(Data records for software interfaces)
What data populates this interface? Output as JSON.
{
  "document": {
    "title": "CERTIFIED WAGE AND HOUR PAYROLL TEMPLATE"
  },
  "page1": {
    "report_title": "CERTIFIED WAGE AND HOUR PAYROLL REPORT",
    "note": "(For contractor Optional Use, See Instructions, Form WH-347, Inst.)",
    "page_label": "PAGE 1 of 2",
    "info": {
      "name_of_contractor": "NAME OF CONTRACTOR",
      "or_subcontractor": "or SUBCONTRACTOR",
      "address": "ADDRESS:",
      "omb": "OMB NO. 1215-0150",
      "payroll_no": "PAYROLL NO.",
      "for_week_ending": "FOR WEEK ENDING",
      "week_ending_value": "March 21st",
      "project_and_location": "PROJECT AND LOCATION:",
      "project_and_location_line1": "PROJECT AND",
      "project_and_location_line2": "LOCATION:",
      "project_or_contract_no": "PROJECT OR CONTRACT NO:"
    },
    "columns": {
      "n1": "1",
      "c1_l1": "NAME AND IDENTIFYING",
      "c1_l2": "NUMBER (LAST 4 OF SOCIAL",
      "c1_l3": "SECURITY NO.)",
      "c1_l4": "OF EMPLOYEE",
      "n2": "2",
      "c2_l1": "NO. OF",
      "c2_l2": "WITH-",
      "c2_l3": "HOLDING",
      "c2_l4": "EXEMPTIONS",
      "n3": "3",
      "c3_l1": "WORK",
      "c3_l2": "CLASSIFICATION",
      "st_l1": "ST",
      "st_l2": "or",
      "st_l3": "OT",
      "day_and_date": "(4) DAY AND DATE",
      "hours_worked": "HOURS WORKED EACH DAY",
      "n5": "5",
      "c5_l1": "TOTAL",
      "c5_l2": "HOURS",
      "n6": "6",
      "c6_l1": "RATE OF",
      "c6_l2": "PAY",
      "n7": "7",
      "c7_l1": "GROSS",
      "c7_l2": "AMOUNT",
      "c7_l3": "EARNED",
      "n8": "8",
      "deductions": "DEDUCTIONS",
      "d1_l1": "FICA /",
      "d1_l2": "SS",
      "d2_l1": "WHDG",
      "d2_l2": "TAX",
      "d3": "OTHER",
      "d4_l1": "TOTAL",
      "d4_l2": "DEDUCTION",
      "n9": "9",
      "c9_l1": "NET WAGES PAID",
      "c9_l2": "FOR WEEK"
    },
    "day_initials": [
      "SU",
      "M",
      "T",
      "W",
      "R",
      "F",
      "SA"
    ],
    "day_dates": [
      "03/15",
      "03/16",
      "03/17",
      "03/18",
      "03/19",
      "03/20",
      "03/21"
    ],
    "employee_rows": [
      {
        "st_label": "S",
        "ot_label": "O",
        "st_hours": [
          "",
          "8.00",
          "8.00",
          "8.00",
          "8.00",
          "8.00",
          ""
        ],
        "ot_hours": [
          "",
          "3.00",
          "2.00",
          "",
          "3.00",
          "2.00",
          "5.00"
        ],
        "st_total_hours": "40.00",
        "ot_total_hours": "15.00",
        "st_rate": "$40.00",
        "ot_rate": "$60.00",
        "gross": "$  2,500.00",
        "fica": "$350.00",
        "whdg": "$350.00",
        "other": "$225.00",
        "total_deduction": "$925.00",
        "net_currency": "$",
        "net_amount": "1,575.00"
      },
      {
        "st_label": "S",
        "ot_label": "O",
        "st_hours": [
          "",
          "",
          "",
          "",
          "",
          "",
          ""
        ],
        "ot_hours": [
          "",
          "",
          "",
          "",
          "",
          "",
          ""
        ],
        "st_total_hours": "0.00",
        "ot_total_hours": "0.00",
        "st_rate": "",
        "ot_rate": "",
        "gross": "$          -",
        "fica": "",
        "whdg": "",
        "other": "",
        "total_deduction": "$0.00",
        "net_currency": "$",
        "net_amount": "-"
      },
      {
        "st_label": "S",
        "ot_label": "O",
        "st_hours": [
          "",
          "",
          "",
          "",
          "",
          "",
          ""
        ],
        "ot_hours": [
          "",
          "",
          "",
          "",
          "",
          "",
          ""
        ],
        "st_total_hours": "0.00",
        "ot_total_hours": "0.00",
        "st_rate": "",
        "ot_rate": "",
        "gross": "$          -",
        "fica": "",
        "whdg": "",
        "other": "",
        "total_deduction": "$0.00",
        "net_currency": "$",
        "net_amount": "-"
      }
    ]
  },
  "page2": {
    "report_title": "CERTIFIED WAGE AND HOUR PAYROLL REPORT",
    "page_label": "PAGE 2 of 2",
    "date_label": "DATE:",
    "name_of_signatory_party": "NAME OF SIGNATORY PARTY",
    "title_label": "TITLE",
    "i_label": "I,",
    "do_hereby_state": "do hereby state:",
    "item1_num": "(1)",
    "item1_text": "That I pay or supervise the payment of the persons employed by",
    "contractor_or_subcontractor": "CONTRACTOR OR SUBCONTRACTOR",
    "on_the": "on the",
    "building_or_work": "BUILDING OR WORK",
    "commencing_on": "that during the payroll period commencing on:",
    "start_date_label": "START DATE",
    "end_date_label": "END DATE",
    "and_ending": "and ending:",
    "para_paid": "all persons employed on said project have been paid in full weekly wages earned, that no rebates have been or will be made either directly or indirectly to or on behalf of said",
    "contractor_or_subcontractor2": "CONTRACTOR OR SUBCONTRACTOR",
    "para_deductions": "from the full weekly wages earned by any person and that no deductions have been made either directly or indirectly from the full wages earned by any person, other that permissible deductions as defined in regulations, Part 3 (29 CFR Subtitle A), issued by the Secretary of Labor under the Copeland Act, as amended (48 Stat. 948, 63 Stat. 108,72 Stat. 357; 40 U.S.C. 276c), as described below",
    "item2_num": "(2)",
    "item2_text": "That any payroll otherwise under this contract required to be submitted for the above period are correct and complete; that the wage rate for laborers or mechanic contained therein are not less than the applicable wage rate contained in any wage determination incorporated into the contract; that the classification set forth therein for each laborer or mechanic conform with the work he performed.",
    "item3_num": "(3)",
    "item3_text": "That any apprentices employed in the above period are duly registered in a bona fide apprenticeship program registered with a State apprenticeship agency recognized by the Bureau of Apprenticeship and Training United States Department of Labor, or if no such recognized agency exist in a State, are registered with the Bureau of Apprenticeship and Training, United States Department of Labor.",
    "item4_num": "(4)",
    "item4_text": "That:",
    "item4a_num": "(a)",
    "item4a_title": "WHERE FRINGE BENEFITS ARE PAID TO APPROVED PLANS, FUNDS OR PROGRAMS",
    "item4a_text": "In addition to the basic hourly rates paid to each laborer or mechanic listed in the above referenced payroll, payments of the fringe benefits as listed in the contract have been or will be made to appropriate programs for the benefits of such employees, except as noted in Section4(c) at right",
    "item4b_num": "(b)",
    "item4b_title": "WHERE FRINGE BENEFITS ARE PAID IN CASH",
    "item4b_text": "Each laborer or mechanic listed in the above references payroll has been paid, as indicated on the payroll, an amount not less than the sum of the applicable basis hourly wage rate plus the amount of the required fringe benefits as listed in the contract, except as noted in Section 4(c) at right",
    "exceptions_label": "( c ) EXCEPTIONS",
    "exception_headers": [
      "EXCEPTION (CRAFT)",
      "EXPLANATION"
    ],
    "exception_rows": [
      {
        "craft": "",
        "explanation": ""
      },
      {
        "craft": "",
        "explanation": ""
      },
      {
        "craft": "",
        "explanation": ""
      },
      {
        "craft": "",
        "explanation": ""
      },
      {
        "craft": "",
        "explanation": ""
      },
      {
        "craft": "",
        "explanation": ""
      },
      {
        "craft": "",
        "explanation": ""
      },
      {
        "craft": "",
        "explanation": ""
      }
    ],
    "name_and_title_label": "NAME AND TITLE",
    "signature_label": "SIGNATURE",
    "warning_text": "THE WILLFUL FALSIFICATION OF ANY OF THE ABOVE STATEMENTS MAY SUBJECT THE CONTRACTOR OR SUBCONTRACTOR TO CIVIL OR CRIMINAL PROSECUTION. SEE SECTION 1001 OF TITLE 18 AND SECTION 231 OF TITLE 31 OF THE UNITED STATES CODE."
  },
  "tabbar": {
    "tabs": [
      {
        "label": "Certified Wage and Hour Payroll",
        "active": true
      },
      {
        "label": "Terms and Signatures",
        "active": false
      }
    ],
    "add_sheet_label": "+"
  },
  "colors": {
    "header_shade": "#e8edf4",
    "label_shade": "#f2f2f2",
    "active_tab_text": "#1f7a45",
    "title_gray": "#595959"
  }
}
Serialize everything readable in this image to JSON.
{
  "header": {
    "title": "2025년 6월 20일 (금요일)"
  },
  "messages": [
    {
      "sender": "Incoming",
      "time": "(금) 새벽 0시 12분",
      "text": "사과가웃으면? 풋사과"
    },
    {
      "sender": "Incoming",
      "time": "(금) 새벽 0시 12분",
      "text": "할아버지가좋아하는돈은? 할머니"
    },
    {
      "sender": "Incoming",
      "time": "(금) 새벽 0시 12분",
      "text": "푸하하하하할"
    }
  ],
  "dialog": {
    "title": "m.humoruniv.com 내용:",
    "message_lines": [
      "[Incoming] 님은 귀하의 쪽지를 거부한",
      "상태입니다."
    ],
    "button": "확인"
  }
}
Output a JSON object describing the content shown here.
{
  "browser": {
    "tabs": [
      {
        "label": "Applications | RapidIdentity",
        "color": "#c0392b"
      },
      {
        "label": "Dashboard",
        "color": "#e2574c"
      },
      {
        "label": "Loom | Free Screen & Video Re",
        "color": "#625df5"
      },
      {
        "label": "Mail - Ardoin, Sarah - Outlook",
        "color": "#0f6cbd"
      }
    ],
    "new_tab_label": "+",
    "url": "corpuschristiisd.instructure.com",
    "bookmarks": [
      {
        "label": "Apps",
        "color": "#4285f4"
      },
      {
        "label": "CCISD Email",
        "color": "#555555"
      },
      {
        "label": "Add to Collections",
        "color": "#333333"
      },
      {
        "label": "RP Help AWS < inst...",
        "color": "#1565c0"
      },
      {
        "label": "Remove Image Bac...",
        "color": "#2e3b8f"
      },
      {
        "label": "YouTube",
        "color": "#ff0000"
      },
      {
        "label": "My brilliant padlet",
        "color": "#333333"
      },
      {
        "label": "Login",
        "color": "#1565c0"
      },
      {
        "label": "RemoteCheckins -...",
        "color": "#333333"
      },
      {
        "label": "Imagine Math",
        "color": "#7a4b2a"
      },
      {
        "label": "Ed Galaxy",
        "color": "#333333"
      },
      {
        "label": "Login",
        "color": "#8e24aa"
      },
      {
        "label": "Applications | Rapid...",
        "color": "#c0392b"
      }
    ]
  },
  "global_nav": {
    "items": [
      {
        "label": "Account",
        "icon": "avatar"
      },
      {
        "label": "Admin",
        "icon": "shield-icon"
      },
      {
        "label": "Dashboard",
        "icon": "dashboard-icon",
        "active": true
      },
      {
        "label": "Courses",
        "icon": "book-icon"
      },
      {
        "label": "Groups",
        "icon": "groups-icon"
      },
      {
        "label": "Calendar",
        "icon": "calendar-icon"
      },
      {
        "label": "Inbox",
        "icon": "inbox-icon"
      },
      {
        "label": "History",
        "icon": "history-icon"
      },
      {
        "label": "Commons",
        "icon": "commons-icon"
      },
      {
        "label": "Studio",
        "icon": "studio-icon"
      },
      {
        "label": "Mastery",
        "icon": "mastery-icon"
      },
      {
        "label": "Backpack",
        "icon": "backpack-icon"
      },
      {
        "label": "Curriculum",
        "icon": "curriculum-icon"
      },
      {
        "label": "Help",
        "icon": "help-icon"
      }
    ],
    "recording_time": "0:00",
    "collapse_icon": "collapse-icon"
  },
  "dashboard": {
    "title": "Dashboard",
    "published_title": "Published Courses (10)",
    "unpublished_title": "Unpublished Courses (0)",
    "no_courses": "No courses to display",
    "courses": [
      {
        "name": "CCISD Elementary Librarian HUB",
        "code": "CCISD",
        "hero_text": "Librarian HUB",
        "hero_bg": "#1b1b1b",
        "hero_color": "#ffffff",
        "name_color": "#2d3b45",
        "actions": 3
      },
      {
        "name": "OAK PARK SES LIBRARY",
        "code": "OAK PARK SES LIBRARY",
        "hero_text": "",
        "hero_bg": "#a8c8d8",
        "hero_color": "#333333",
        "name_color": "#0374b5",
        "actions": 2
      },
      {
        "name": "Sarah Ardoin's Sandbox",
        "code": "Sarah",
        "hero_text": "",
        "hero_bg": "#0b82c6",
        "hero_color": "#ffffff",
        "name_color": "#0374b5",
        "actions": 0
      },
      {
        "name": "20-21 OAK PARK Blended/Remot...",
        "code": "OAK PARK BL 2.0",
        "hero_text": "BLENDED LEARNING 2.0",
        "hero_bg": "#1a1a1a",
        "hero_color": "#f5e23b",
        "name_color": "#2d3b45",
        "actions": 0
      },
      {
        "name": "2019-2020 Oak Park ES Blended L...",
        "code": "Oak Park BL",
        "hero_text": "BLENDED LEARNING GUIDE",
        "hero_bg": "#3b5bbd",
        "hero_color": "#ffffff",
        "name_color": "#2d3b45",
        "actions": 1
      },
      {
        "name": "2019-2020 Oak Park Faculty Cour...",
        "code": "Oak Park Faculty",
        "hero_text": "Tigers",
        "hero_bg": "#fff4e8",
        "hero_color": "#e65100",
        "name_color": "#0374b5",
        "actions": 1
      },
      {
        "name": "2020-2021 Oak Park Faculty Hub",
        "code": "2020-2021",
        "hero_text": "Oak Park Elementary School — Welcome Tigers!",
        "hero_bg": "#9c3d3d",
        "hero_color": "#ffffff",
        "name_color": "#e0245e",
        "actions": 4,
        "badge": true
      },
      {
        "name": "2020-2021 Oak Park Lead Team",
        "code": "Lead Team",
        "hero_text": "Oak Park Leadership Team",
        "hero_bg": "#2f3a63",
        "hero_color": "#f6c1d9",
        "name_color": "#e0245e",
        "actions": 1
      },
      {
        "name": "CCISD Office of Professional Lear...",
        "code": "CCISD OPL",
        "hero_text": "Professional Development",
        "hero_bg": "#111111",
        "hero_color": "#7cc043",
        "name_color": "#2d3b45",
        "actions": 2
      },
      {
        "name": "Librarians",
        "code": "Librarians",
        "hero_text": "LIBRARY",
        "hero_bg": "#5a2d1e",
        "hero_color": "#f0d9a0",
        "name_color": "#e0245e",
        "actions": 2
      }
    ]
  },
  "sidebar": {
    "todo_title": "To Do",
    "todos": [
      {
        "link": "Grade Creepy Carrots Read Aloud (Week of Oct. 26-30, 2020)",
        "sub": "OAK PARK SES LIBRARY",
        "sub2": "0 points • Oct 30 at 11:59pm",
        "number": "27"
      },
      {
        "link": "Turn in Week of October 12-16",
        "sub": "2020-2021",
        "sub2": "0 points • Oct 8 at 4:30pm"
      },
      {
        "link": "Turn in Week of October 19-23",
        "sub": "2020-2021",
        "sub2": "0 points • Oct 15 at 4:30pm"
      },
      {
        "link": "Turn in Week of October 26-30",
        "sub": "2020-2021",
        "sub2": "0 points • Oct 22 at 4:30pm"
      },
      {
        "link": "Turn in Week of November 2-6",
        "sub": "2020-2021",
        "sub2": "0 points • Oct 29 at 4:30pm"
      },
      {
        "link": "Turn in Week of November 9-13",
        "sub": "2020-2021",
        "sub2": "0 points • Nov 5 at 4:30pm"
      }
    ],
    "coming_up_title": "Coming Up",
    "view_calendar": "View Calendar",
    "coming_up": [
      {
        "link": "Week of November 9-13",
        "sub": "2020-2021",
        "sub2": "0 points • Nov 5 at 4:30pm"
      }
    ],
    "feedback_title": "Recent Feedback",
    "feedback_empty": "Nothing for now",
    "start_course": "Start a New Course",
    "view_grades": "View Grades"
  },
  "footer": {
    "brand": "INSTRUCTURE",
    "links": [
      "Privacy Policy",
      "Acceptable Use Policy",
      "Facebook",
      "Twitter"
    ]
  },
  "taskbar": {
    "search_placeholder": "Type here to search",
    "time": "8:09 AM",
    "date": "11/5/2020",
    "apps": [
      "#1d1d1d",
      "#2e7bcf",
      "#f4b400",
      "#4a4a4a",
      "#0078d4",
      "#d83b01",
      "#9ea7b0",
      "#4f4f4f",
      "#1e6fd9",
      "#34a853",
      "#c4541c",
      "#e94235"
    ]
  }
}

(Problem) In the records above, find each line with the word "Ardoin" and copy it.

(Solution)
        "label": "Mail - Ardoin, Sarah - Outlook",
        "name": "Sarah Ardoin's Sandbox",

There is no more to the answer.